Polio could be eradicated in the next two to four years, billionaire philanthropist Bill Gates predicted yesterday as he appealed to world leaders attending a global vaccine summit in London to commit extra funding to protect the world's poorest children.
If achieved, one of the most dreaded diseases of the 20th century, which crippled thousands of children in Britain and worldwide, could become the second to be consigned to the history books, after smallpox was eradicated in 1979.
Mr Gates was answering questions from the public in a phone-in organised by Save the Children in advance of today's summit meeting of the Global Alliance for Vaccines and Immunisation (GAVI) which is seeking to raise an extra £2.3 billion to save four million lives over the next five years.
The extra cash is needed to fund two new vaccines which provide protection against pneumonia and diarrhoeal disease and have the potential to save one million lives a year.
David Cameron, who will host the summit, yesterday pledged to raise the UK's contribution to Gavi and defended the decision against critics in his own party, including Liam Fox the Defence Secretary, who have argued that to raise overseas aid spending at a time of domestic austerity could lead to legal challenges.
"I don't believe it would be right to ignore the difference we can make, turn inwards solely to our own problems and effectively balance our books while breaking our promises to the world's poorest. Instead, we should step up, deliver on our promises to the world's poorest and help save millions of lives," Mr Cameron said.
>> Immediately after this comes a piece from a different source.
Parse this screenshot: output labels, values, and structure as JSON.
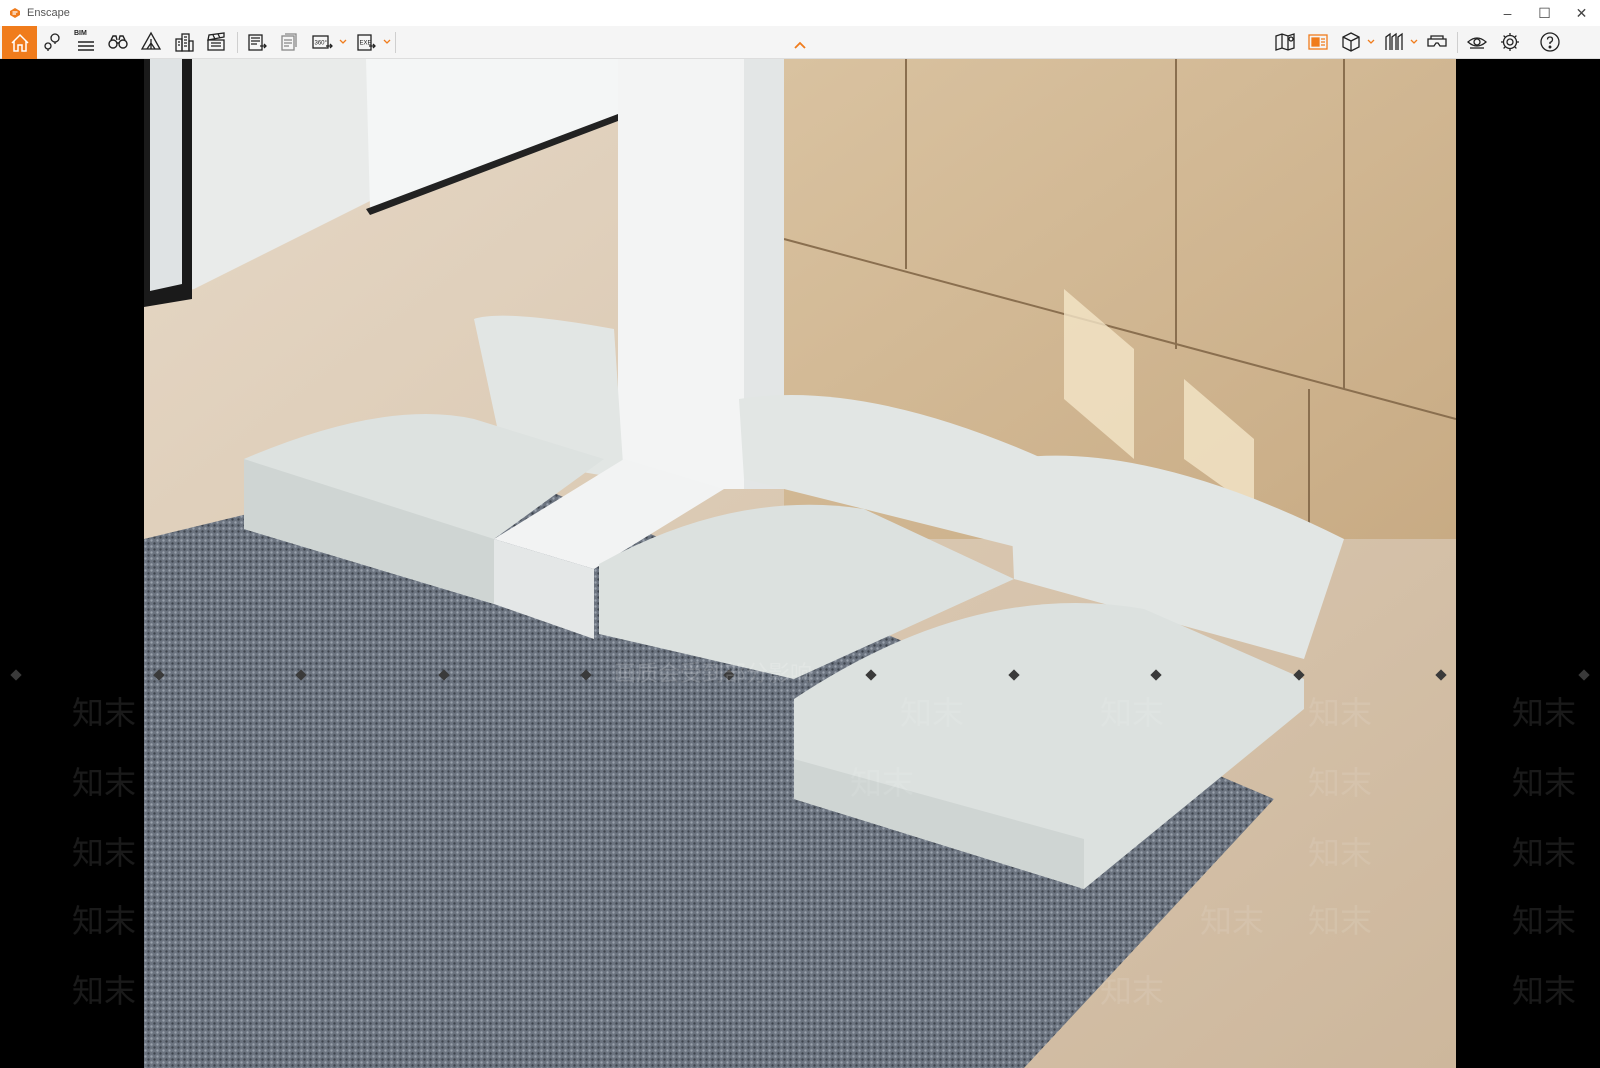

Even sceptics about the value of aid admit that vaccination is one of the best and most cost-effective ways of protecting children. It is estimated the lives of 20 million children have been saved over the past two decades. Overall 7,000 children's lives are saved by vaccines of all types every day.
Mr Gates, who will address today's summit, has pledged $10 billion (£6.3 billion) of his personal fortune to what he has termed the "decade of vaccines." But he knows that persuading parents of the benefits of vaccination is difficult in the face of cultural opposition, scares about vaccine safety and when the only "gain" is the absence of disease.
The vaccine lobby urgently needs a victory to show it has made the world a safer place - and polio, first identified in 1840, could provide it.
By 2000 only a few hundred cases were occurring each year worldwide and today the disease is endemic in just four countries - India, Pakistan, Afghanistan and Nigeria. But the virus has so far defied all attempts to eradicate it.
Mr Gates described how in India an "unbelievable effort" had been made to reach out to the poorest families to ensure they were protected. "There has been only one case [of polio] in India this year - and that looked like the most difficult country to overcome the disease," he said
Nigeria had been on the brink of eradication in 2003, he said, when a rumour spread that the vaccination caused sterility in women and was part of a plot to eliminate Muslims. "Leaders spoke out and we got a turn around - but [a scare like] this is a problem we are always worried about," he said.
Save the Children's Vaccines For All report reveals that: